* **PROBLEM STATEMENT**
Repeat each record that follows, keeping it identical.

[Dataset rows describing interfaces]
========================================================================
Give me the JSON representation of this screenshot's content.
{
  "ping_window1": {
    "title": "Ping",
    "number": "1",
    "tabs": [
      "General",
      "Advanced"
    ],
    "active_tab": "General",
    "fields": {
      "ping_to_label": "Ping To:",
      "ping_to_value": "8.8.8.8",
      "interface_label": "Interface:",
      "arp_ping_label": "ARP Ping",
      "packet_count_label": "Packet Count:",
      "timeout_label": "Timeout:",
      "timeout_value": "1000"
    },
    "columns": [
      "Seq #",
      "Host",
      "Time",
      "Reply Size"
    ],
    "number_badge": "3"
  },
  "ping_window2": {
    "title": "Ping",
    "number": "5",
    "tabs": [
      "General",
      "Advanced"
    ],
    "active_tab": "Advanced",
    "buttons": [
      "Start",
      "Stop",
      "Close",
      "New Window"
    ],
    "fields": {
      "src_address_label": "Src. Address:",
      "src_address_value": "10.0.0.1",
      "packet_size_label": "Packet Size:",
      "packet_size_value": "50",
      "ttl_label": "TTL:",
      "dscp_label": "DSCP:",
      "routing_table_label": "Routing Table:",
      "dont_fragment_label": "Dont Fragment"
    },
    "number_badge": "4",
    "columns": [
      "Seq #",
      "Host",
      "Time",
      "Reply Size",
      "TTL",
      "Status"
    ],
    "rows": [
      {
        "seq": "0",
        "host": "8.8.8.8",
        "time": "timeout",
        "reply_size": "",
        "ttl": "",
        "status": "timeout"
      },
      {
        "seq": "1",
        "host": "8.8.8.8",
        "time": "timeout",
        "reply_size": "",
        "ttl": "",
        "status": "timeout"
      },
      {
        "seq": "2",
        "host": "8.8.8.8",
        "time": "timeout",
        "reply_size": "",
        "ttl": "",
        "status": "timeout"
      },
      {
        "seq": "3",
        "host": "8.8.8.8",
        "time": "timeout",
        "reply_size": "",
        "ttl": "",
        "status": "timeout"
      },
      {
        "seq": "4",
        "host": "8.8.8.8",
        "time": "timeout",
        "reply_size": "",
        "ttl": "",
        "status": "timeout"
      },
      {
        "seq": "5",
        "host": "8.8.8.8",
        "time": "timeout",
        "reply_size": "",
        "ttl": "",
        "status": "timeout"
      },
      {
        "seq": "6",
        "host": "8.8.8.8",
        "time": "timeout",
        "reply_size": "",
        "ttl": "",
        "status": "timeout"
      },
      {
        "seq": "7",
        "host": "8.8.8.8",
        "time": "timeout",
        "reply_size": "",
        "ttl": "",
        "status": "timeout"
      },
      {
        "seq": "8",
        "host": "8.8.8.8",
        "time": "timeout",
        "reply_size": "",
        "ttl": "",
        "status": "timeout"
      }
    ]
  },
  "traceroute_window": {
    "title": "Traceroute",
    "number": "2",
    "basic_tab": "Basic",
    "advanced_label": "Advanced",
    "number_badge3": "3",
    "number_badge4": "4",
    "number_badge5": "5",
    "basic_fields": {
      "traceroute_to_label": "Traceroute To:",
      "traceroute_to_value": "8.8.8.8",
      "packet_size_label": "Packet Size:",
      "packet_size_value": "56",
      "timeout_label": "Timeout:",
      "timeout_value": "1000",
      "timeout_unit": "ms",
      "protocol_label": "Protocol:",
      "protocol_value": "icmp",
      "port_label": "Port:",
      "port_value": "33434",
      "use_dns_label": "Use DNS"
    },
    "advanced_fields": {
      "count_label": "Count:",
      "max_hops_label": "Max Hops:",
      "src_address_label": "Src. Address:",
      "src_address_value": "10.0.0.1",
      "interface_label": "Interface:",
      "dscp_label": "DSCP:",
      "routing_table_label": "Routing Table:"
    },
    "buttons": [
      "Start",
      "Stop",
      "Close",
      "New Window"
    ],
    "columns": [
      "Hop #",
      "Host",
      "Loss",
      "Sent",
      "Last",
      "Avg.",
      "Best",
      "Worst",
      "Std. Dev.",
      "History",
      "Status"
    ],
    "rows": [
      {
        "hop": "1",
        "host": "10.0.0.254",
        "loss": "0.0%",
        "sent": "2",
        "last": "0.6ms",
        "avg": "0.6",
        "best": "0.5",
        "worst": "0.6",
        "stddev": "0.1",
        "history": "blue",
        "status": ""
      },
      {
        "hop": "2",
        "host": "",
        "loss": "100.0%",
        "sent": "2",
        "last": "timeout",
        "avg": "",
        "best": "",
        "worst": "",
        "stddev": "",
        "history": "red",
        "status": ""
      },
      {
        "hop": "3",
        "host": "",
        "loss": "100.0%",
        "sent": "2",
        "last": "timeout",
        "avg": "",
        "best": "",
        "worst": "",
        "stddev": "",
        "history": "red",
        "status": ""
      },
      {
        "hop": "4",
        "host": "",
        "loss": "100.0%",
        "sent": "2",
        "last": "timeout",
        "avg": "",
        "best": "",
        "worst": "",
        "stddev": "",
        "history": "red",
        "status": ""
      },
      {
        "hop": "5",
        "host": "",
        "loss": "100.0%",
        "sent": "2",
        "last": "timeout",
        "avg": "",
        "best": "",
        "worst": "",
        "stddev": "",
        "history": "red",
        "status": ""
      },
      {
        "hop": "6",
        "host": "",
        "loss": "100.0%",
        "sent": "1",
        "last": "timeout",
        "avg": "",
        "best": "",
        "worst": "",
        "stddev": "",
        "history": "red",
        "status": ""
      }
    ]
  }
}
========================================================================
* **ANSWER TO THIS EXERCISE**
Give me the JSON representation of this screenshot's content.
{
  "ping_window1": {
    "title": "Ping",
    "number": "1",
    "tabs": [
      "General",
      "Advanced"
    ],
    "active_tab": "General",
    "fields": {
      "ping_to_label": "Ping To:",
      "ping_to_value": "8.8.8.8",
      "interface_label": "Interface:",
      "arp_ping_label": "ARP Ping",
      "packet_count_label": "Packet Count:",
      "timeout_label": "Timeout:",
      "timeout_value": "1000"
    },
    "columns": [
      "Seq #",
      "Host",
      "Time",
      "Reply Size"
    ],
    "number_badge": "3"
  },
  "ping_window2": {
    "title": "Ping",
    "number": "5",
    "tabs": [
      "General",
      "Advanced"
    ],
    "active_tab": "Advanced",
    "buttons": [
      "Start",
      "Stop",
      "Close",
      "New Window"
    ],
    "fields": {
      "src_address_label": "Src. Address:",
      "src_address_value": "10.0.0.1",
      "packet_size_label": "Packet Size:",
      "packet_size_value": "50",
      "ttl_label": "TTL:",
      "dscp_label": "DSCP:",
      "routing_table_label": "Routing Table:",
      "dont_fragment_label": "Dont Fragment"
    },
    "number_badge": "4",
    "columns": [
      "Seq #",
      "Host",
      "Time",
      "Reply Size",
      "TTL",
      "Status"
    ],
    "rows": [
      {
        "seq": "0",
        "host": "8.8.8.8",
        "time": "timeout",
        "reply_size": "",
        "ttl": "",
        "status": "timeout"
      },
      {
        "seq": "1",
        "host": "8.8.8.8",
        "time": "timeout",
        "reply_size": "",
        "ttl": "",
        "status": "timeout"
      },
      {
        "seq": "2",
        "host": "8.8.8.8",
        "time": "timeout",
        "reply_size": "",
        "ttl": "",
        "status": "timeout"
      },
      {
        "seq": "3",
        "host": "8.8.8.8",
        "time": "timeout",
        "reply_size": "",
        "ttl": "",
        "status": "timeout"
      },
      {
        "seq": "4",
        "host": "8.8.8.8",
        "time": "timeout",
        "reply_size": "",
        "ttl": "",
        "status": "timeout"
      },
      {
        "seq": "5",
        "host": "8.8.8.8",
        "time": "timeout",
        "reply_size": "",
        "ttl": "",
        "status": "timeout"
      },
      {
        "seq": "6",
        "host": "8.8.8.8",
        "time": "timeout",
        "reply_size": "",
        "ttl": "",
        "status": "timeout"
      },
      {
        "seq": "7",
        "host": "8.8.8.8",
        "time": "timeout",
        "reply_size": "",
        "ttl": "",
        "status": "timeout"
      },
      {
        "seq": "8",
        "host": "8.8.8.8",
        "time": "timeout",
        "reply_size": "",
        "ttl": "",
        "status": "timeout"
      }
    ]
  },
  "traceroute_window": {
    "title": "Traceroute",
    "number": "2",
    "basic_tab": "Basic",
    "advanced_label": "Advanced",
    "number_badge3": "3",
    "number_badge4": "4",
    "number_badge5": "5",
    "basic_fields": {
      "traceroute_to_label": "Traceroute To:",
      "traceroute_to_value": "8.8.8.8",
      "packet_size_label": "Packet Size:",
      "packet_size_value": "56",
      "timeout_label": "Timeout:",
      "timeout_value": "1000",
      "timeout_unit": "ms",
      "protocol_label": "Protocol:",
      "protocol_value": "icmp",
      "port_label": "Port:",
      "port_value": "33434",
      "use_dns_label": "Use DNS"
    },
    "advanced_fields": {
      "count_label": "Count:",
      "max_hops_label": "Max Hops:",
      "src_address_label": "Src. Address:",
      "src_address_value": "10.0.0.1",
      "interface_label": "Interface:",
      "dscp_label": "DSCP:",
      "routing_table_label": "Routing Table:"
    },
    "buttons": [
      "Start",
      "Stop",
      "Close",
      "New Window"
    ],
    "columns": [
      "Hop #",
      "Host",
      "Loss",
      "Sent",
      "Last",
      "Avg.",
      "Best",
      "Worst",
      "Std. Dev.",
      "History",
      "Status"
    ],
    "rows": [
      {
        "hop": "1",
        "host": "10.0.0.254",
        "loss": "0.0%",
        "sent": "2",
        "last": "0.6ms",
        "avg": "0.6",
        "best": "0.5",
        "worst": "0.6",
        "stddev": "0.1",
        "history": "blue",
        "status": ""
      },
      {
        "hop": "2",
        "host": "",
        "loss": "100.0%",
        "sent": "2",
        "last": "timeout",
        "avg": "",
        "best": "",
        "worst": "",
        "stddev": "",
        "history": "red",
        "status": ""
      },
      {
        "hop": "3",
        "host": "",
        "loss": "100.0%",
        "sent": "2",
        "last": "timeout",
        "avg": "",
        "best": "",
        "worst": "",
        "stddev": "",
        "history": "red",
        "status": ""
      },
      {
        "hop": "4",
        "host": "",
        "loss": "100.0%",
        "sent": "2",
        "last": "timeout",
        "avg": "",
        "best": "",
        "worst": "",
        "stddev": "",
        "history": "red",
        "status": ""
      },
      {
        "hop": "5",
        "host": "",
        "loss": "100.0%",
        "sent": "2",
        "last": "timeout",
        "avg": "",
        "best": "",
        "worst": "",
        "stddev": "",
        "history": "red",
        "status": ""
      },
      {
        "hop": "6",
        "host": "",
        "loss": "100.0%",
        "sent": "1",
        "last": "timeout",
        "avg": "",
        "best": "",
        "worst": "",
        "stddev": "",
        "history": "red",
        "status": ""
      }
    ]
  }
}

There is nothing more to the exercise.